▸ **TASK TO CARRY OUT**: Please return the lines of the data that contain "text".

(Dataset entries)
----------
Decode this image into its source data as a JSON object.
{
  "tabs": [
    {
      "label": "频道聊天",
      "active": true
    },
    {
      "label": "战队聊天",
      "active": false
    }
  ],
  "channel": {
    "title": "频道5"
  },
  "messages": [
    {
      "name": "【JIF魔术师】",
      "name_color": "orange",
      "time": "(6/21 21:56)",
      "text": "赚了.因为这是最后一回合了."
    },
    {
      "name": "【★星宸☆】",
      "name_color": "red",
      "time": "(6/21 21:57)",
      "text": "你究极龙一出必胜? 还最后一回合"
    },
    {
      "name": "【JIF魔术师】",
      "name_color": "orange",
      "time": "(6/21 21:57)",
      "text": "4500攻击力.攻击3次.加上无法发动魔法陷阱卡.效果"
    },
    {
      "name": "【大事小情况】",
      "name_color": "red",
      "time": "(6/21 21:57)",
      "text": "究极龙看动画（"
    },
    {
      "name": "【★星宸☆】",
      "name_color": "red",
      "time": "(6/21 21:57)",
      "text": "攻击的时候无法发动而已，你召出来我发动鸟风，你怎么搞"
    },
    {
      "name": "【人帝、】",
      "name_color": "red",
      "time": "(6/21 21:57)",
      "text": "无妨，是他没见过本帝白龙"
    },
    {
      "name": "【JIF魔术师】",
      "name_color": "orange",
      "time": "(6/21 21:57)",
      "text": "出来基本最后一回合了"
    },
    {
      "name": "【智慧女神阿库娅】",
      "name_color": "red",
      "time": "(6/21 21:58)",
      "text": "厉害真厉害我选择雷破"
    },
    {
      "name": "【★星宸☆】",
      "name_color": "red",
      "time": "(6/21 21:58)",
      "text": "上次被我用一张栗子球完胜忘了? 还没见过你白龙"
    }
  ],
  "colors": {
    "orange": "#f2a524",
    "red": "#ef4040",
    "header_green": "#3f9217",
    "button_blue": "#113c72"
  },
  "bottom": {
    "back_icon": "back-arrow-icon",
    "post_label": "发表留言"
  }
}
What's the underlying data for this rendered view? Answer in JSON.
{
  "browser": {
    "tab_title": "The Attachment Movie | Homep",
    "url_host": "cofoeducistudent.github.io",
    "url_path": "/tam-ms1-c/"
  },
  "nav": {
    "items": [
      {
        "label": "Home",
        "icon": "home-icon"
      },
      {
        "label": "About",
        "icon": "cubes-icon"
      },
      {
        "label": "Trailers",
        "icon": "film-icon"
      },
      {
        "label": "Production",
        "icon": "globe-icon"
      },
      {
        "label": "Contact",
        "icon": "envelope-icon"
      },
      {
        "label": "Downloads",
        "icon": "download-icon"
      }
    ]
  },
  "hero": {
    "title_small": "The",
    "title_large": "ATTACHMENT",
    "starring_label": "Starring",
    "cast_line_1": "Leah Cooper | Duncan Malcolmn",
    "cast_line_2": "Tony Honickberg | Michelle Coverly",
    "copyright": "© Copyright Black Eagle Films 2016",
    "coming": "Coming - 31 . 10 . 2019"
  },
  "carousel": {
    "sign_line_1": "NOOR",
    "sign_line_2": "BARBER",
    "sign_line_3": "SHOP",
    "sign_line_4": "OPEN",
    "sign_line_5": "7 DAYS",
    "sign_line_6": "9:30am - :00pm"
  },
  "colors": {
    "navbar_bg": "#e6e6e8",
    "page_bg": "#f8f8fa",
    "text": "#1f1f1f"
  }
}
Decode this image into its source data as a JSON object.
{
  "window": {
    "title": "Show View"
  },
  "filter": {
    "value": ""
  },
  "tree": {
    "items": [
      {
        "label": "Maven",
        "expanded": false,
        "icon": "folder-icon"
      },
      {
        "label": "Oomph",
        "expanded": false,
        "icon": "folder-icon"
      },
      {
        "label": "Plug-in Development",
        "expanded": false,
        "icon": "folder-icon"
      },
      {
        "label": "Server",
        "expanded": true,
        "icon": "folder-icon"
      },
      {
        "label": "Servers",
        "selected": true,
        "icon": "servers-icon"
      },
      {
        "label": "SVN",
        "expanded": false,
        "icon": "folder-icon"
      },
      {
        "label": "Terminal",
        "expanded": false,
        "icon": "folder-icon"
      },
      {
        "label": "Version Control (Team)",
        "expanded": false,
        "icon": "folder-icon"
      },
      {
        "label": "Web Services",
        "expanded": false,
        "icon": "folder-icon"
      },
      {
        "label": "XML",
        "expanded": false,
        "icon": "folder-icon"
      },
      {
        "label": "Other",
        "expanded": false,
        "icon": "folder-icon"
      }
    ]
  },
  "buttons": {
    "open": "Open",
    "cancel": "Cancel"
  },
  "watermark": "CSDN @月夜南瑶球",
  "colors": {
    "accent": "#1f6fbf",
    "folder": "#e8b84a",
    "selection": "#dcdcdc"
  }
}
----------
▸ **RESULT OF THE TASK**:
      "text": "赚了.因为这是最后一回合了."
      "text": "你究极龙一出必胜? 还最后一回合"
      "text": "4500攻击力.攻击3次.加上无法发动魔法陷阱卡.效果"
      "text": "究极龙看动画（"
      "text": "攻击的时候无法发动而已，你召出来我发动鸟风，你怎么搞"
      "text": "无妨，是他没见过本帝白龙"
      "text": "出来基本最后一回合了"
      "text": "厉害真厉害我选择雷破"
      "text": "上次被我用一张栗子球完胜忘了? 还没见过你白龙"
    "text": "#1f1f1f"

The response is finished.